I’m sorry norell208. That’s so much loss. I didn’t realize you were dealing with the death of your parents AND your son cumulatively. I’m glad you had the chance to be with and talk to both your parents shortly before they died though, and I hope it helped in dealing with missing them both by such a narrow margin at the end. That would be tough, especially when it happened twice.
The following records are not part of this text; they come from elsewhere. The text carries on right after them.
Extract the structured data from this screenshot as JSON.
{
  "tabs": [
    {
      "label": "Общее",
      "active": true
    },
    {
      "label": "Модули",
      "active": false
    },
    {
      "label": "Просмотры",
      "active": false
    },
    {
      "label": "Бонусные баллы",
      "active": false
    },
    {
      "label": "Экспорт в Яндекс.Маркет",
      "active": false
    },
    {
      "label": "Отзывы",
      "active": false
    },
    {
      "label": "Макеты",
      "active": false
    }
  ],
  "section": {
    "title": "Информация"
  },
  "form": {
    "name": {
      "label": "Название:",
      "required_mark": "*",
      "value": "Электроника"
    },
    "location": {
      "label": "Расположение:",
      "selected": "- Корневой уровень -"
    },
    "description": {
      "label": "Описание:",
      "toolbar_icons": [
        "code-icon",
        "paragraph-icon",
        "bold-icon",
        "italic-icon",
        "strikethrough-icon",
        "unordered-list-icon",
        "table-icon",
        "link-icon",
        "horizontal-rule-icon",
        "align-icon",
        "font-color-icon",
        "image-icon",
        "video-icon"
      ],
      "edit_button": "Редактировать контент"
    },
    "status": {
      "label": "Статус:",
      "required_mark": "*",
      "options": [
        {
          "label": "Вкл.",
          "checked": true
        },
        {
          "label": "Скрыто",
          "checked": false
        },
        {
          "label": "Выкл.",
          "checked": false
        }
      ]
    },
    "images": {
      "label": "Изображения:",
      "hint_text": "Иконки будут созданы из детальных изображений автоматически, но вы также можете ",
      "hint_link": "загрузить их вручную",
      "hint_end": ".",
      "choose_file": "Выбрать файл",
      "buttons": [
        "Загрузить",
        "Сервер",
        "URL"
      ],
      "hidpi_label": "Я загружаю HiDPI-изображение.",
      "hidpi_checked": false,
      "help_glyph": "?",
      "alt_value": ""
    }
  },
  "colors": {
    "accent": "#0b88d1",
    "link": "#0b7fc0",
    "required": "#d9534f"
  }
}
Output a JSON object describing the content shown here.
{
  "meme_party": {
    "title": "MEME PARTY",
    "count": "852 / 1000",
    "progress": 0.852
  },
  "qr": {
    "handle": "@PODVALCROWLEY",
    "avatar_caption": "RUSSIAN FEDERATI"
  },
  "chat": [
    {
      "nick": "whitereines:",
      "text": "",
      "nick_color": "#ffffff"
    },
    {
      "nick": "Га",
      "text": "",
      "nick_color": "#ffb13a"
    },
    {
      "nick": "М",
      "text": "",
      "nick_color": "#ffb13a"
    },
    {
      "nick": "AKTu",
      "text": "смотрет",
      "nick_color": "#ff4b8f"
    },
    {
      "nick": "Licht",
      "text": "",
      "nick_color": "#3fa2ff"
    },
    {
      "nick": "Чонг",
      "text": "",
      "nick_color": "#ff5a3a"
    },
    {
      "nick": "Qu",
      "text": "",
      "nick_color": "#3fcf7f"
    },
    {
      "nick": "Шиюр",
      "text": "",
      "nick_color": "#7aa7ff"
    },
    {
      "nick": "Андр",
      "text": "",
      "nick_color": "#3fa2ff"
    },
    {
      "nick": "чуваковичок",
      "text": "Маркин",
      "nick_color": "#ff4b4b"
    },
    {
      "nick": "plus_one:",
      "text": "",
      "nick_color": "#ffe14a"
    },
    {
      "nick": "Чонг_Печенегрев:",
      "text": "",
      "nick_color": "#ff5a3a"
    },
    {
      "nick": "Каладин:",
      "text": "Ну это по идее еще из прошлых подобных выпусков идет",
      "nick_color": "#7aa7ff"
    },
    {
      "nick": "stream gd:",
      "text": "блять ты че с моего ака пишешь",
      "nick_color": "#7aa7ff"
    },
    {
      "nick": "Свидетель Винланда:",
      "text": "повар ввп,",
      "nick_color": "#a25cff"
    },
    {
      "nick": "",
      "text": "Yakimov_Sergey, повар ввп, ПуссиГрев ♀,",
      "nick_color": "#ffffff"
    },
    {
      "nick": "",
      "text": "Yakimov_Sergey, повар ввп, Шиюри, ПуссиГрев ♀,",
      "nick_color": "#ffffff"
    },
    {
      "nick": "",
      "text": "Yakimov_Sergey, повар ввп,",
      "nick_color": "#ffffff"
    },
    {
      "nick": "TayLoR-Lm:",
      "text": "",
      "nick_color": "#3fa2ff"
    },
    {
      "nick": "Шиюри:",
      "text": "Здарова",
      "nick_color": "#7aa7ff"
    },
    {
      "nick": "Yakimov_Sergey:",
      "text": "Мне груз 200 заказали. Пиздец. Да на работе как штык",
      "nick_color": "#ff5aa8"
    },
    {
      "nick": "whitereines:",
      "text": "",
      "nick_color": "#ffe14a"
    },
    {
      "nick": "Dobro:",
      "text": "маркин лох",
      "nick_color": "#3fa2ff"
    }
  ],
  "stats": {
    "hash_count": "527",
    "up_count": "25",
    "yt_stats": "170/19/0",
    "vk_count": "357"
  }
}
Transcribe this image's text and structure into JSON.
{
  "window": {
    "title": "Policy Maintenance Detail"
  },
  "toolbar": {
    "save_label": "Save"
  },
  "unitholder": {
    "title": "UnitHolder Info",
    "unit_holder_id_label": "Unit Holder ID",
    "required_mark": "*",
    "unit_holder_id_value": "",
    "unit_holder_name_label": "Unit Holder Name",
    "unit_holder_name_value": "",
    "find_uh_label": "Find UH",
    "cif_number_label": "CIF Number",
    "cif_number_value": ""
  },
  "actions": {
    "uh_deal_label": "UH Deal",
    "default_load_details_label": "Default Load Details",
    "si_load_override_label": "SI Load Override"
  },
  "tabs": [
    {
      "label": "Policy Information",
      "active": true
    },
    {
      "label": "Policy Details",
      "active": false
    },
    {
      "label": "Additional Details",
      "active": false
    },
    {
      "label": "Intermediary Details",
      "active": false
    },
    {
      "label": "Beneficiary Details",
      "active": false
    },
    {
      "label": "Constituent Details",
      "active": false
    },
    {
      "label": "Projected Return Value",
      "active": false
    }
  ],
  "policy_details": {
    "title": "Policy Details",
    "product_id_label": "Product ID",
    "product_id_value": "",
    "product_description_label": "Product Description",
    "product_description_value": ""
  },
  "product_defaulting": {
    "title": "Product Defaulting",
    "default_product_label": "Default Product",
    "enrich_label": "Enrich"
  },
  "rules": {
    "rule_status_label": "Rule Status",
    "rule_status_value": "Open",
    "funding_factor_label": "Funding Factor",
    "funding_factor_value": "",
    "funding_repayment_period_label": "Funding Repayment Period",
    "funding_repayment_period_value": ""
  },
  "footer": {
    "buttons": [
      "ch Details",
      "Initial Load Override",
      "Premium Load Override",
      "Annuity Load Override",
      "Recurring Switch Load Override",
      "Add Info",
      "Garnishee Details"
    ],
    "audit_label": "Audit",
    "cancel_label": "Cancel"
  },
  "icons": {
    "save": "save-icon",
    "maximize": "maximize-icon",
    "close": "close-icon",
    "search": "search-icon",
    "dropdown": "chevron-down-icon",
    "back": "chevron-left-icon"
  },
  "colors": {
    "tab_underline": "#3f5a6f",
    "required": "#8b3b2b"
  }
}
I’ve found that medical personnel often don’t give notice that time is short until it’s too late. I understand why…time of death is very unpredictable until a person is actively dying, but then things move all too quickly. I would probably err on the side of calling out the family early. Even if they couldn’t stay until the moment of passing, at least they would be able to exchange last words, or hold hands, or whisper good byes. Over the years with hospice I came to feel like dying isn’t a momentary event so much as a gradual transition, something that can start weeks beforehand and culminate a little while after their heart stops. I realized I felt the same sense of closure, of completion, saying my good-byes anytime within that window. It’s like the timetables of the body and the life inside it are different. As if they run parallel, but at slightly different speeds.